### Records for this task

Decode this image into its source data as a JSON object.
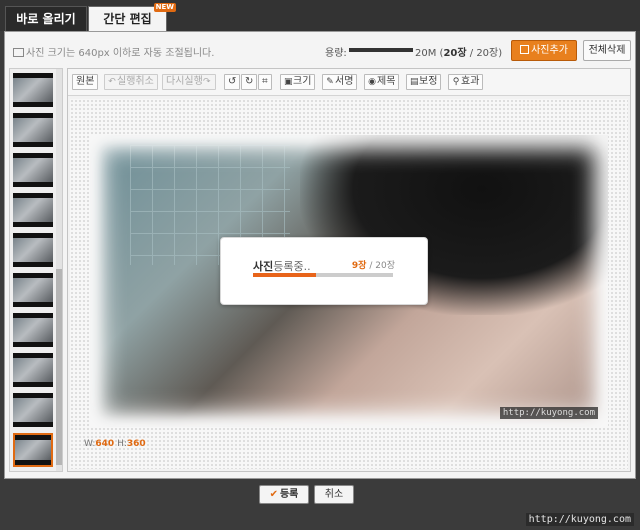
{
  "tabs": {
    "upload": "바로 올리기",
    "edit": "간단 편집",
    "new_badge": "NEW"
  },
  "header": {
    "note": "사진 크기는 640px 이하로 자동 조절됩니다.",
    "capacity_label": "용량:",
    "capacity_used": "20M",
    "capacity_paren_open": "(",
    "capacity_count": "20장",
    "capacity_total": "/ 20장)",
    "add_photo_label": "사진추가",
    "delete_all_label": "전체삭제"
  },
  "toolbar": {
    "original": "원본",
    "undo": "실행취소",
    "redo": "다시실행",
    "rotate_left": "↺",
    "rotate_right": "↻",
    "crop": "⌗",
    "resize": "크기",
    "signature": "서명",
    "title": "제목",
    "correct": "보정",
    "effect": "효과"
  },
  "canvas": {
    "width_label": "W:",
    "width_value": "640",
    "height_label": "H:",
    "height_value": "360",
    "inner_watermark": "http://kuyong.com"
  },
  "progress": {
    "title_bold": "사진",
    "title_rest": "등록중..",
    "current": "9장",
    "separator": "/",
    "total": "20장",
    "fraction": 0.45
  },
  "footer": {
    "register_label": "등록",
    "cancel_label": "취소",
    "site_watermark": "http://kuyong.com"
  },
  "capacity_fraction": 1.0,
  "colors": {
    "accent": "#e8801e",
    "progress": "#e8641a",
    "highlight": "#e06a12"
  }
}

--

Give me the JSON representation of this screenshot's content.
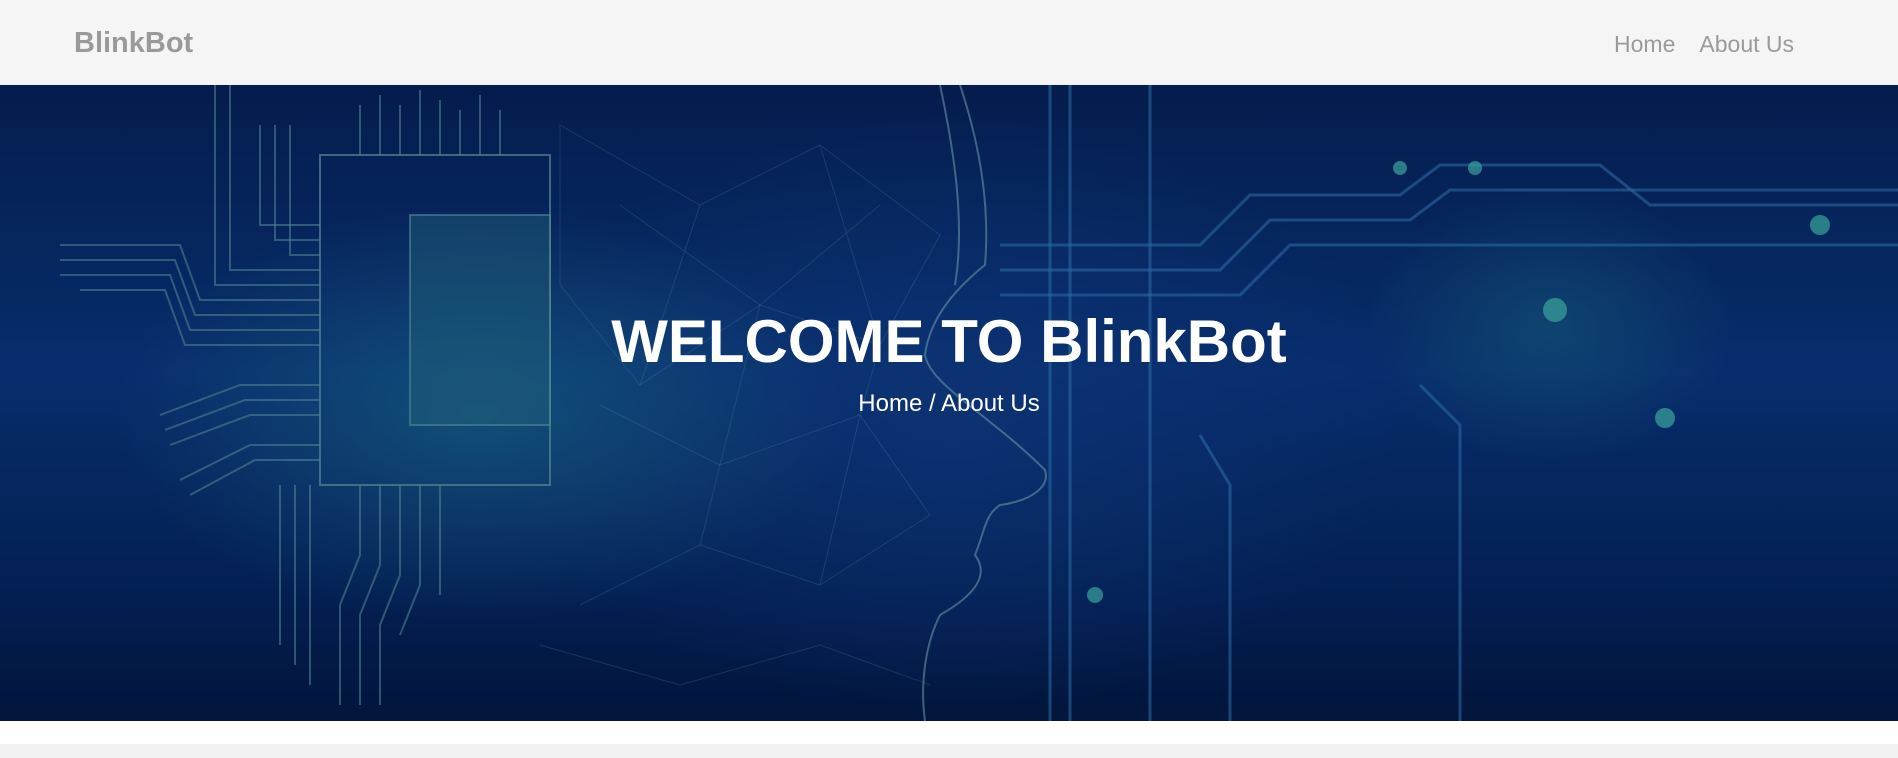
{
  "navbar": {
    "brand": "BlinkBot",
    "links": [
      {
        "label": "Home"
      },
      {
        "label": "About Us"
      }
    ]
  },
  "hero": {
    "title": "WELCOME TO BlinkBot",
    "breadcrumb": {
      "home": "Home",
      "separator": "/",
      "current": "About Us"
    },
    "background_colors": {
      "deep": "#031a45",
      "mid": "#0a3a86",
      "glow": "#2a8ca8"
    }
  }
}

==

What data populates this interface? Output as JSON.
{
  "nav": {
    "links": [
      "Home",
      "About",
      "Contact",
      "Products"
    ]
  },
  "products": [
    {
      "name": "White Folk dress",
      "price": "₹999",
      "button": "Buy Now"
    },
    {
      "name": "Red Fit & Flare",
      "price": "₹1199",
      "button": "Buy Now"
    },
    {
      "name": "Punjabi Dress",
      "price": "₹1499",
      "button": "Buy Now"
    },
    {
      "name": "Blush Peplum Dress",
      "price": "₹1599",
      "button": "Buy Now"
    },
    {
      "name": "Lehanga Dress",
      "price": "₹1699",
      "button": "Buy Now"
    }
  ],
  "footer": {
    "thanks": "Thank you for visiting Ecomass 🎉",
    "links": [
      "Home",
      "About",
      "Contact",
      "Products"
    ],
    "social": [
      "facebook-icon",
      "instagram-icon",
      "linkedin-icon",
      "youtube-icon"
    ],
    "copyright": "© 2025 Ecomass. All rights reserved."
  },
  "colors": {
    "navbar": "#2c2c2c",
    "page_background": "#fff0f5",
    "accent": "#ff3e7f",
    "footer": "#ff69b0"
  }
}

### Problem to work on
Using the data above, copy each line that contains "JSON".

### Reply
Decode this image into its source data as a JSON object.
Give me the JSON representation of this screenshot's content.
What data populates this interface? Output as JSON.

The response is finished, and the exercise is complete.